Sadly, as Americans live longer, more of us are subject to some form of a debilitating dementia. It may just be forgetfulness or it may be Alzheimer’s disease. But it does not really matter; family resources will be stretched in order to provide adequate care.
According to the Alzheimer’s Association, the number of people in the United States afflicted with Alzheimer’s disease will rise 40 percent by 2025. Add in other forms of dementia and the numbers become even more astonishing.
Unlike diseases that have cures or treatments, dementia and Alzheimer’s are still untreatable. There are some treatments available for Alzheimer’s, but they only slow the progression, they do not stop it. Since Alzheimer’s and dementia march resolutely forward, the toll they take on family members emotionally, physically, and financially is intense.
When loved ones lose memory and begin to wander, Medicare will not cover the cost of treatment or care, unless the person is wealthy, family resources are quickly tapped – maybe even entirely.
People who develop Alzheimer’s will spend more time in the severest stage of the disease than in all other stages combined. The severest stage is evidenced by loss of memory, loss of judgment, loss of orientation and inability to control bodily functions. Without prompting them, patients might forget to eat. Caring for them without help is a physical and emotional drain that few families can afford.
By age 80, 75 percent of patients with dementia or Alzheimer’s will be living in a nursing home versus 4 percent of the general population. The cost of care in a nursing home averages $81,000 while the cost of assisted living is about $43,000. Adult day care is about $70 per day, but if round-the-clock is needed the cost can double to $150.00 per day.
If the patient is at home, Medicare will pay for some expenses such as Meals on Wheels and doctor visits. It will not pay for long-term care though, such as home nursing care. Veterans may have coverage and many people quickly qualify for Medicaid if they need nursing home care – though they must spend down their assets first. Since Medicaid is administered by each state, coverage varies.
The Alzheimer’s Association is an excellent source of information and can also put families and in touch with local resourced that provide free or low-cost services such as transportation, support groups, respite care and home meal deliveries.
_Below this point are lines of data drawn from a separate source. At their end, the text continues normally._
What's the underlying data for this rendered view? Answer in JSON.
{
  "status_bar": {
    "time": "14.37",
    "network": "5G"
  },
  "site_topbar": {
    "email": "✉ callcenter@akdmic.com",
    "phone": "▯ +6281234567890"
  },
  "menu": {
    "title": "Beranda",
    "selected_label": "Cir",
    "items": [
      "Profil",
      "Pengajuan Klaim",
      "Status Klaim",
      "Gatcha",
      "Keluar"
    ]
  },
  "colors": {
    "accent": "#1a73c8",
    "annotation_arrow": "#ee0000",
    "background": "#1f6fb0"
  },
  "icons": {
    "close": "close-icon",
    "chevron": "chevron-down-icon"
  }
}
Long-term care insurance is another way to deal with the expenses, but if you wait until diagnosis, the policy may be cost-prohibitive or unobtainable.